EXERCISE REQUIREMENTS » Pictures do not belong in the copy, so please give every entry below again exactly.

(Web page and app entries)
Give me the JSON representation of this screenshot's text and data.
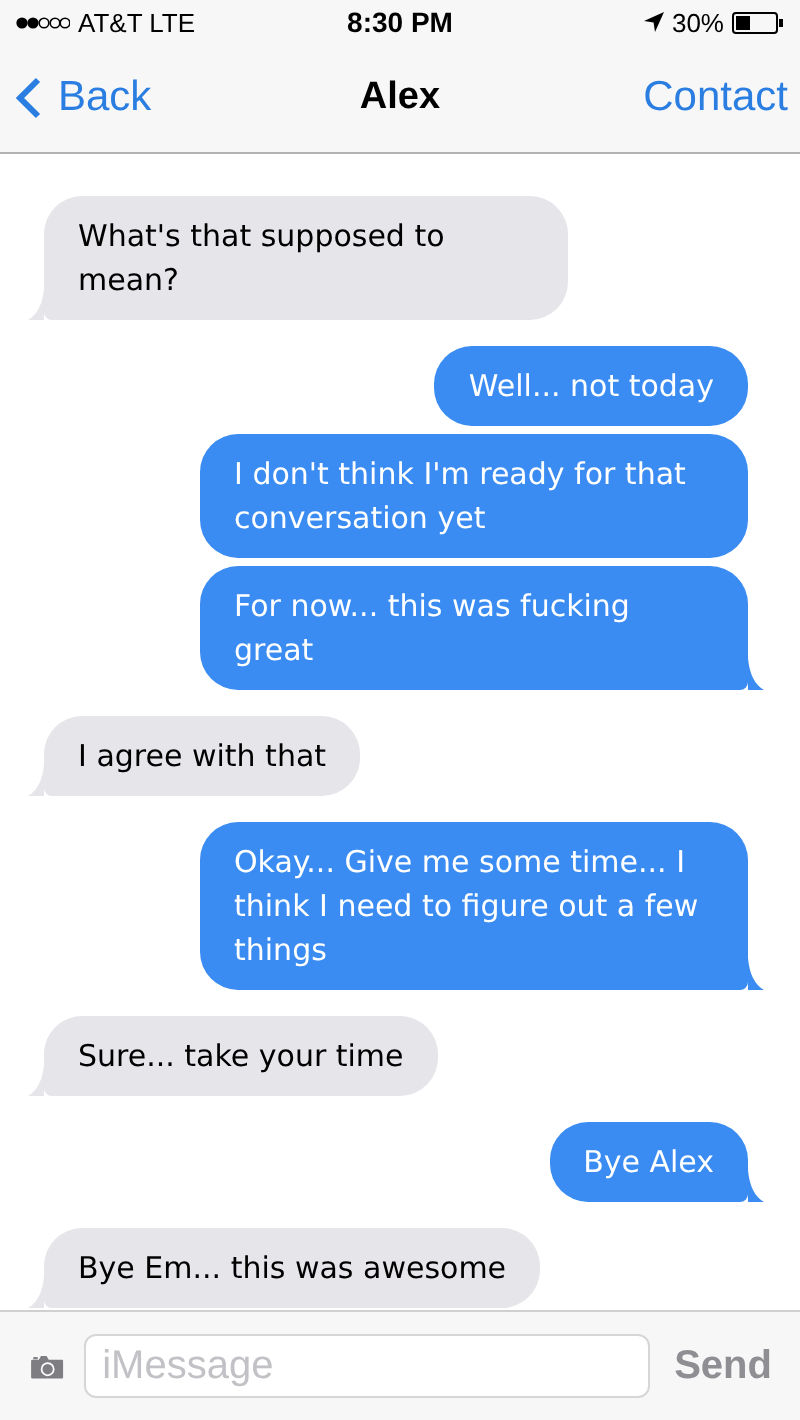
{
  "status_bar": {
    "carrier": "AT&T LTE",
    "time": "8:30 PM",
    "battery": "30%"
  },
  "nav": {
    "back": "Back",
    "title": "Alex",
    "action": "Contact"
  },
  "messages": [
    {
      "kind": "received",
      "text": "What's that supposed to mean?"
    },
    {
      "kind": "sent",
      "text": "Well... not today"
    },
    {
      "kind": "sent",
      "text": "I don't think I'm ready for that conversation yet"
    },
    {
      "kind": "sent",
      "text": "For now... this was fucking great"
    },
    {
      "kind": "received",
      "text": "I agree with that"
    },
    {
      "kind": "sent",
      "text": "Okay... Give me some time... I think I need to figure out a few things"
    },
    {
      "kind": "received",
      "text": "Sure... take your time"
    },
    {
      "kind": "sent",
      "text": "Bye Alex"
    },
    {
      "kind": "received",
      "text": "Bye Em... this was awesome"
    }
  ],
  "composer": {
    "placeholder": "iMessage",
    "send": "Send"
  }
}
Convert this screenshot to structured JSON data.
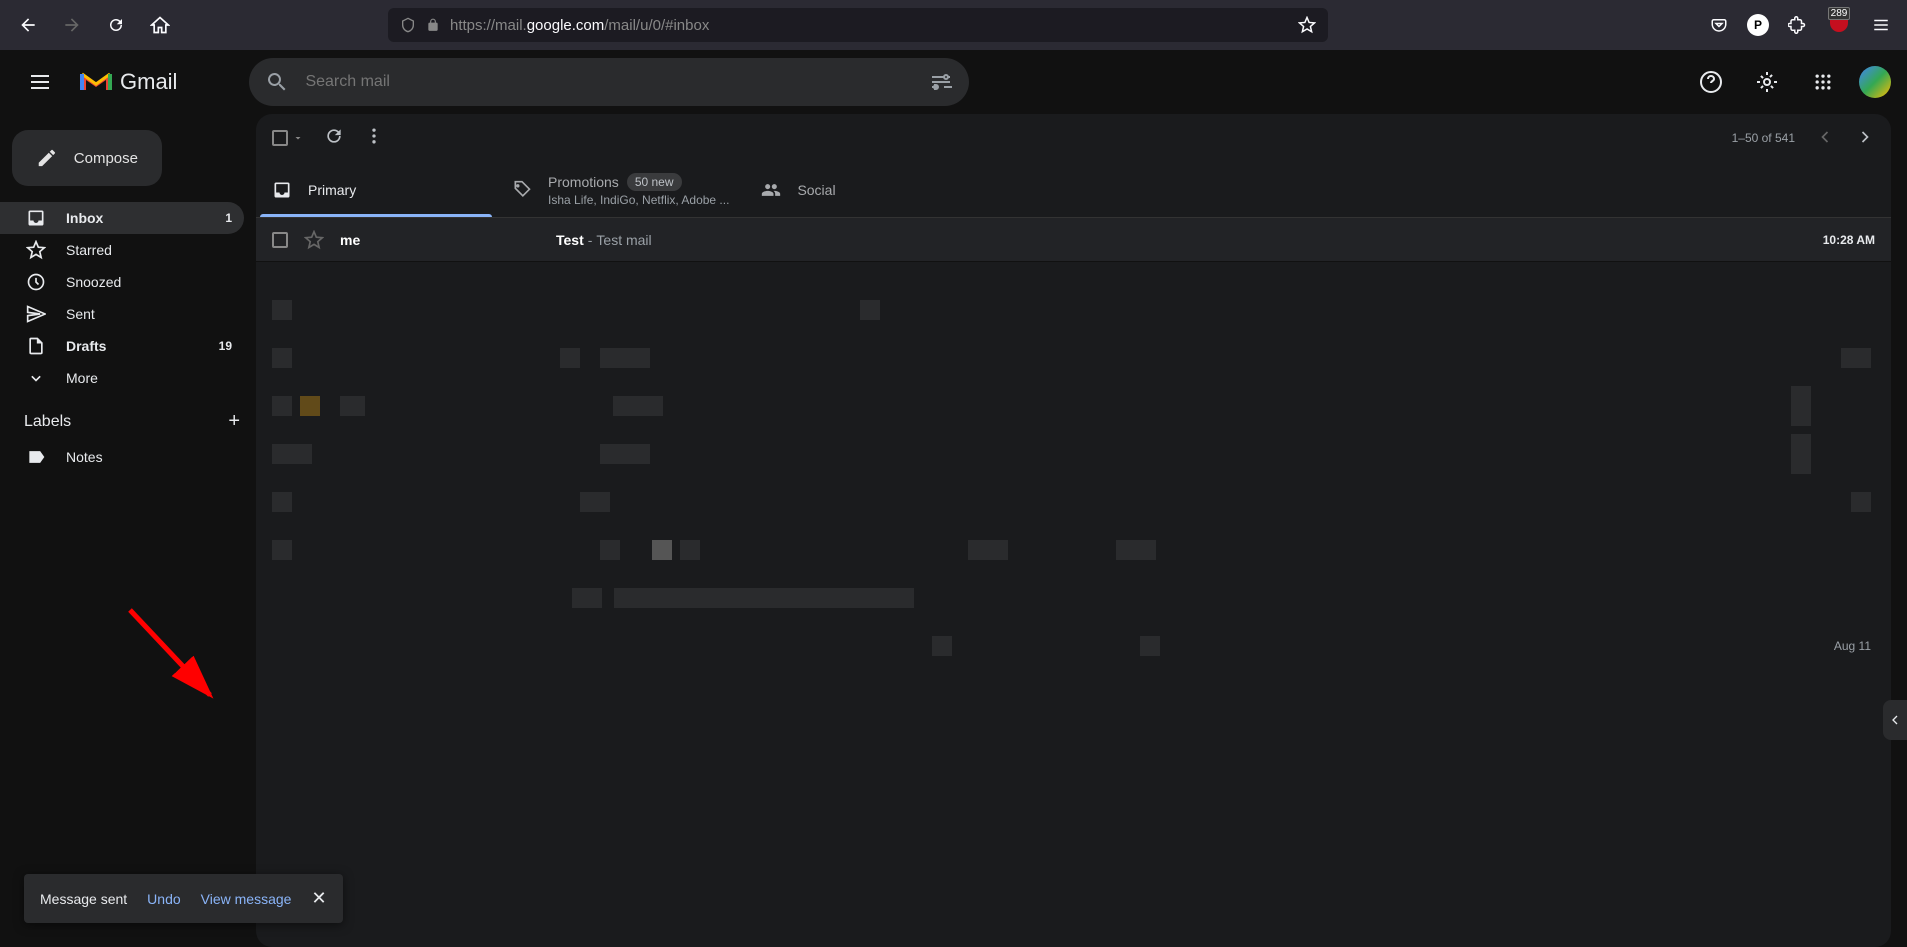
{
  "browser": {
    "url_prefix": "https://mail.",
    "url_domain": "google.com",
    "url_path": "/mail/u/0/#inbox",
    "ext_badge": "289"
  },
  "header": {
    "app_name": "Gmail",
    "search_placeholder": "Search mail"
  },
  "sidebar": {
    "compose": "Compose",
    "items": [
      {
        "label": "Inbox",
        "count": "1",
        "active": true,
        "bold": true
      },
      {
        "label": "Starred",
        "count": "",
        "active": false,
        "bold": false
      },
      {
        "label": "Snoozed",
        "count": "",
        "active": false,
        "bold": false
      },
      {
        "label": "Sent",
        "count": "",
        "active": false,
        "bold": false
      },
      {
        "label": "Drafts",
        "count": "19",
        "active": false,
        "bold": true
      },
      {
        "label": "More",
        "count": "",
        "active": false,
        "bold": false
      }
    ],
    "labels_header": "Labels",
    "labels": [
      {
        "label": "Notes"
      }
    ]
  },
  "toolbar": {
    "pagination": "1–50 of 541"
  },
  "tabs": {
    "primary": "Primary",
    "promotions": "Promotions",
    "promotions_badge": "50 new",
    "promotions_sub": "Isha Life, IndiGo, Netflix, Adobe ...",
    "social": "Social"
  },
  "emails": [
    {
      "sender": "me",
      "subject": "Test",
      "snippet": "Test mail",
      "time": "10:28 AM"
    }
  ],
  "placeholder_dates": {
    "d1": "Aug 11"
  },
  "toast": {
    "message": "Message sent",
    "undo": "Undo",
    "view": "View message"
  }
}
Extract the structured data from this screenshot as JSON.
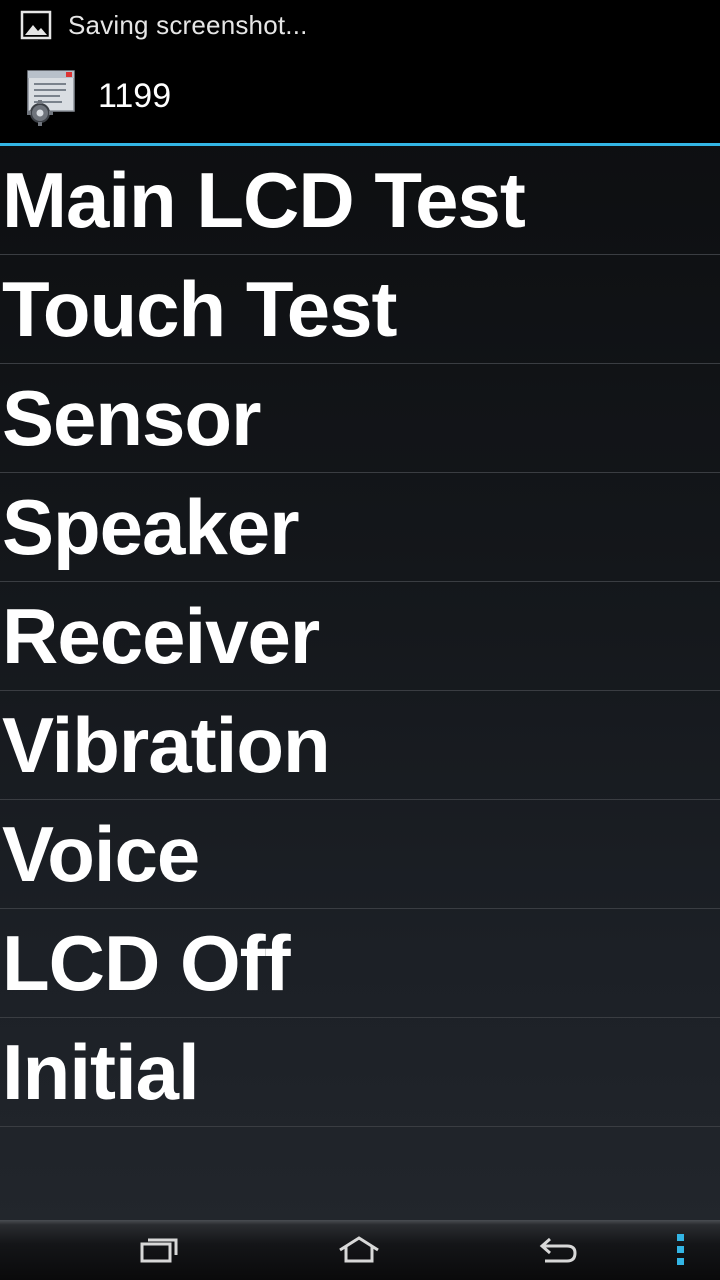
{
  "status_bar": {
    "notification_icon": "image-icon",
    "notification_text": "Saving screenshot..."
  },
  "action_bar": {
    "app_icon": "settings-document-icon",
    "title": "1199",
    "accent_color": "#33b5e5"
  },
  "menu": {
    "items": [
      {
        "label": "Main LCD Test"
      },
      {
        "label": "Touch Test"
      },
      {
        "label": "Sensor"
      },
      {
        "label": "Speaker"
      },
      {
        "label": "Receiver"
      },
      {
        "label": "Vibration"
      },
      {
        "label": "Voice"
      },
      {
        "label": "LCD Off"
      },
      {
        "label": "Initial"
      }
    ]
  },
  "nav_bar": {
    "buttons": [
      "recent-apps-icon",
      "home-icon",
      "back-icon",
      "overflow-menu-icon"
    ],
    "menu_color": "#33b5e5"
  }
}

ANSWER »
Give me the JSON representation of this screenshot's text and data.
{
  "status_bar": {
    "carrier": "AT&T LTE",
    "time": "8:30 PM",
    "battery": "30%"
  },
  "nav": {
    "back": "Back",
    "title": "Alex",
    "action": "Contact"
  },
  "messages": [
    {
      "kind": "received",
      "text": "What's that supposed to mean?"
    },
    {
      "kind": "sent",
      "text": "Well... not today"
    },
    {
      "kind": "sent",
      "text": "I don't think I'm ready for that conversation yet"
    },
    {
      "kind": "sent",
      "text": "For now... this was fucking great"
    },
    {
      "kind": "received",
      "text": "I agree with that"
    },
    {
      "kind": "sent",
      "text": "Okay... Give me some time... I think I need to figure out a few things"
    },
    {
      "kind": "received",
      "text": "Sure... take your time"
    },
    {
      "kind": "sent",
      "text": "Bye Alex"
    },
    {
      "kind": "received",
      "text": "Bye Em... this was awesome"
    }
  ],
  "composer": {
    "placeholder": "iMessage",
    "send": "Send"
  }
}
Convert this screenshot to structured JSON data.
{
  "browser": {
    "url_prefix": "https://mail.",
    "url_domain": "google.com",
    "url_path": "/mail/u/0/#inbox",
    "ext_badge": "289"
  },
  "header": {
    "app_name": "Gmail",
    "search_placeholder": "Search mail"
  },
  "sidebar": {
    "compose": "Compose",
    "items": [
      {
        "label": "Inbox",
        "count": "1",
        "active": true,
        "bold": true
      },
      {
        "label": "Starred",
        "count": "",
        "active": false,
        "bold": false
      },
      {
        "label": "Snoozed",
        "count": "",
        "active": false,
        "bold": false
      },
      {
        "label": "Sent",
        "count": "",
        "active": false,
        "bold": false
      },
      {
        "label": "Drafts",
        "count": "19",
        "active": false,
        "bold": true
      },
      {
        "label": "More",
        "count": "",
        "active": false,
        "bold": false
      }
    ],
    "labels_header": "Labels",
    "labels": [
      {
        "label": "Notes"
      }
    ]
  },
  "toolbar": {
    "pagination": "1–50 of 541"
  },
  "tabs": {
    "primary": "Primary",
    "promotions": "Promotions",
    "promotions_badge": "50 new",
    "promotions_sub": "Isha Life, IndiGo, Netflix, Adobe ...",
    "social": "Social"
  },
  "emails": [
    {
      "sender": "me",
      "subject": "Test",
      "snippet": "Test mail",
      "time": "10:28 AM"
    }
  ],
  "placeholder_dates": {
    "d1": "Aug 11"
  },
  "toast": {
    "message": "Message sent",
    "undo": "Undo",
    "view": "View message"
  }
}
Extract the structured data from this screenshot as JSON.
{
  "status_bar": {
    "notification_icon": "image-icon",
    "notification_text": "Saving screenshot..."
  },
  "action_bar": {
    "app_icon": "settings-document-icon",
    "title": "1199",
    "accent_color": "#33b5e5"
  },
  "menu": {
    "items": [
      {
        "label": "Main LCD Test"
      },
      {
        "label": "Touch Test"
      },
      {
        "label": "Sensor"
      },
      {
        "label": "Speaker"
      },
      {
        "label": "Receiver"
      },
      {
        "label": "Vibration"
      },
      {
        "label": "Voice"
      },
      {
        "label": "LCD Off"
      },
      {
        "label": "Initial"
      }
    ]
  },
  "nav_bar": {
    "buttons": [
      "recent-apps-icon",
      "home-icon",
      "back-icon",
      "overflow-menu-icon"
    ],
    "menu_color": "#33b5e5"
  }
}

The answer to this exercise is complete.